> [Stored dataset items]

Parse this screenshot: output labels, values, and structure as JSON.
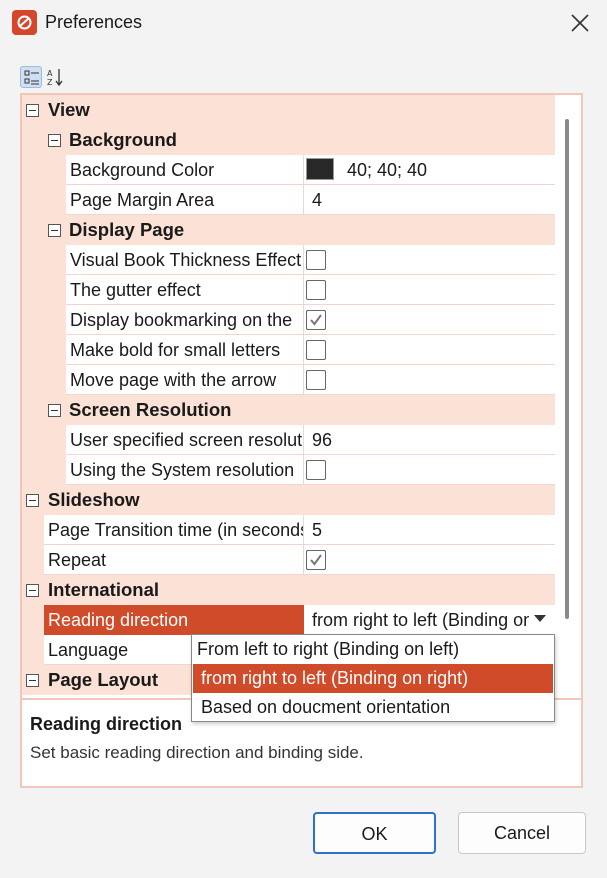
{
  "window": {
    "title": "Preferences"
  },
  "toolbar": {
    "categorized_icon": "categorized-view-icon",
    "alphabetical_icon": "sort-az-icon"
  },
  "grid": {
    "view": {
      "label": "View",
      "background": {
        "label": "Background",
        "color_name": "Background Color",
        "color_value": "40; 40; 40",
        "color_hex": "#282828",
        "margin_name": "Page Margin Area",
        "margin_value": "4"
      },
      "display_page": {
        "label": "Display Page",
        "thickness_name": "Visual Book Thickness Effect",
        "thickness_checked": false,
        "gutter_name": "The gutter effect",
        "gutter_checked": false,
        "bookmark_name": "Display bookmarking on the",
        "bookmark_checked": true,
        "bold_name": "Make bold for small letters",
        "bold_checked": false,
        "arrow_name": "Move page with the arrow",
        "arrow_checked": false
      },
      "screen_resolution": {
        "label": "Screen Resolution",
        "user_res_name": "User specified screen resolution",
        "user_res_value": "96",
        "system_res_name": "Using the System resolution",
        "system_res_checked": false
      }
    },
    "slideshow": {
      "label": "Slideshow",
      "transition_name": "Page Transition time (in seconds)",
      "transition_value": "5",
      "repeat_name": "Repeat",
      "repeat_checked": true
    },
    "international": {
      "label": "International",
      "reading_name": "Reading direction",
      "reading_value": "from right to left (Binding on right)",
      "language_name": "Language"
    },
    "page_layout": {
      "label": "Page Layout"
    }
  },
  "dropdown": {
    "options": [
      "From left to right (Binding on left)",
      "from right to left (Binding on right)",
      "Based on doucment orientation"
    ],
    "selected_index": 1
  },
  "description": {
    "title": "Reading direction",
    "text": "Set basic reading direction and binding side."
  },
  "buttons": {
    "ok": "OK",
    "cancel": "Cancel"
  },
  "colors": {
    "accent": "#d04b29",
    "category_bg": "#fbe1d6",
    "ok_border": "#2c72c9"
  }
}
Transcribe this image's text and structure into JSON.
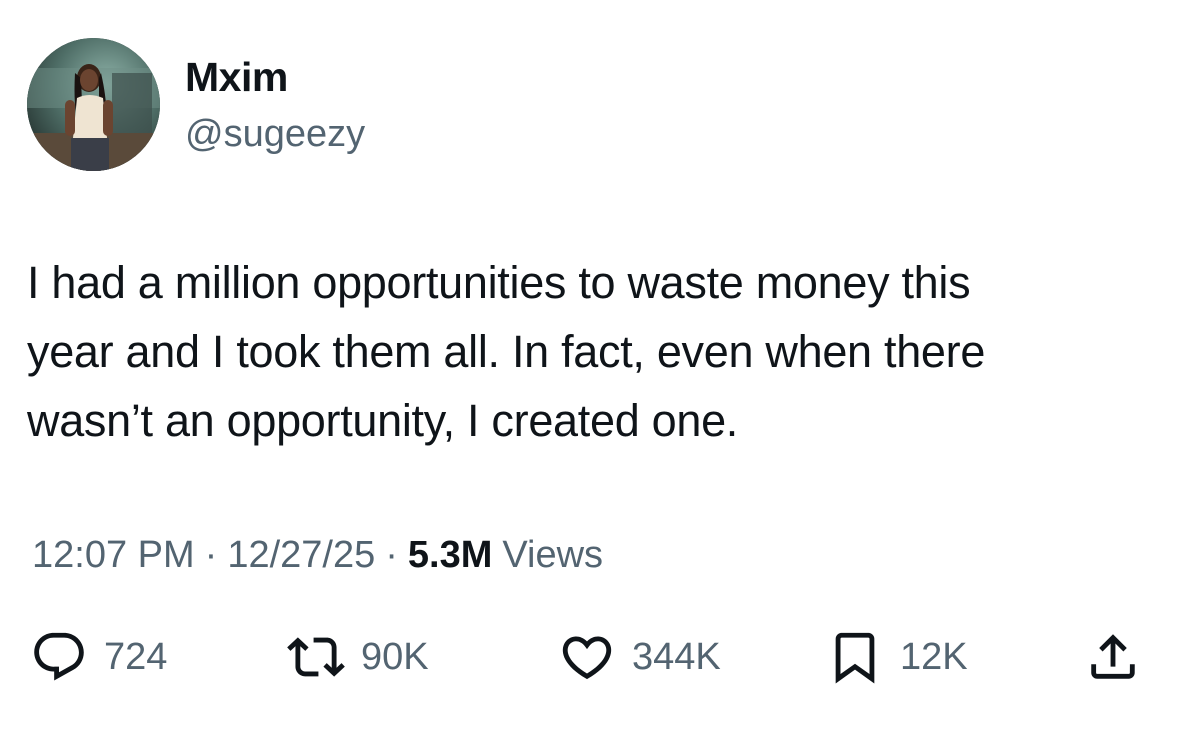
{
  "user": {
    "display_name": "Mxim",
    "handle": "@sugeezy"
  },
  "tweet": {
    "text_lines": [
      "I had a million opportunities to waste money this",
      "year and I took them all. In fact, even when there",
      "wasn’t an opportunity, I created one."
    ]
  },
  "meta": {
    "time": "12:07 PM",
    "separator": "·",
    "date": "12/27/25",
    "views_count": "5.3M",
    "views_label": "Views"
  },
  "actions": {
    "replies": "724",
    "reposts": "90K",
    "likes": "344K",
    "bookmarks": "12K"
  },
  "icons": {
    "reply": "speech-bubble-icon",
    "repost": "repost-arrows-icon",
    "like": "heart-icon",
    "bookmark": "bookmark-icon",
    "share": "share-upload-icon"
  },
  "colors": {
    "text_primary": "#0f1419",
    "text_secondary": "#536471",
    "background": "#ffffff"
  }
}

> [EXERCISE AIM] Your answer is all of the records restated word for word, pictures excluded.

> [EXERCISE RESPONSE]
Parse this screenshot: output labels, values, and structure as JSON.
{
  "window": {
    "title": "Preferences"
  },
  "toolbar": {
    "categorized_icon": "categorized-view-icon",
    "alphabetical_icon": "sort-az-icon"
  },
  "grid": {
    "view": {
      "label": "View",
      "background": {
        "label": "Background",
        "color_name": "Background Color",
        "color_value": "40; 40; 40",
        "color_hex": "#282828",
        "margin_name": "Page Margin Area",
        "margin_value": "4"
      },
      "display_page": {
        "label": "Display Page",
        "thickness_name": "Visual Book Thickness Effect",
        "thickness_checked": false,
        "gutter_name": "The gutter effect",
        "gutter_checked": false,
        "bookmark_name": "Display bookmarking on the",
        "bookmark_checked": true,
        "bold_name": "Make bold for small letters",
        "bold_checked": false,
        "arrow_name": "Move page with the arrow",
        "arrow_checked": false
      },
      "screen_resolution": {
        "label": "Screen Resolution",
        "user_res_name": "User specified screen resolution",
        "user_res_value": "96",
        "system_res_name": "Using the System resolution",
        "system_res_checked": false
      }
    },
    "slideshow": {
      "label": "Slideshow",
      "transition_name": "Page Transition time (in seconds)",
      "transition_value": "5",
      "repeat_name": "Repeat",
      "repeat_checked": true
    },
    "international": {
      "label": "International",
      "reading_name": "Reading direction",
      "reading_value": "from right to left (Binding on right)",
      "language_name": "Language"
    },
    "page_layout": {
      "label": "Page Layout"
    }
  },
  "dropdown": {
    "options": [
      "From left to right (Binding on left)",
      "from right to left (Binding on right)",
      "Based on doucment orientation"
    ],
    "selected_index": 1
  },
  "description": {
    "title": "Reading direction",
    "text": "Set basic reading direction and binding side."
  },
  "buttons": {
    "ok": "OK",
    "cancel": "Cancel"
  },
  "colors": {
    "accent": "#d04b29",
    "category_bg": "#fbe1d6",
    "ok_border": "#2c72c9"
  }
}
Transcribe this image's text and structure into JSON.
{
  "user": {
    "display_name": "Mxim",
    "handle": "@sugeezy"
  },
  "tweet": {
    "text_lines": [
      "I had a million opportunities to waste money this",
      "year and I took them all. In fact, even when there",
      "wasn’t an opportunity, I created one."
    ]
  },
  "meta": {
    "time": "12:07 PM",
    "separator": "·",
    "date": "12/27/25",
    "views_count": "5.3M",
    "views_label": "Views"
  },
  "actions": {
    "replies": "724",
    "reposts": "90K",
    "likes": "344K",
    "bookmarks": "12K"
  },
  "icons": {
    "reply": "speech-bubble-icon",
    "repost": "repost-arrows-icon",
    "like": "heart-icon",
    "bookmark": "bookmark-icon",
    "share": "share-upload-icon"
  },
  "colors": {
    "text_primary": "#0f1419",
    "text_secondary": "#536471",
    "background": "#ffffff"
  }
}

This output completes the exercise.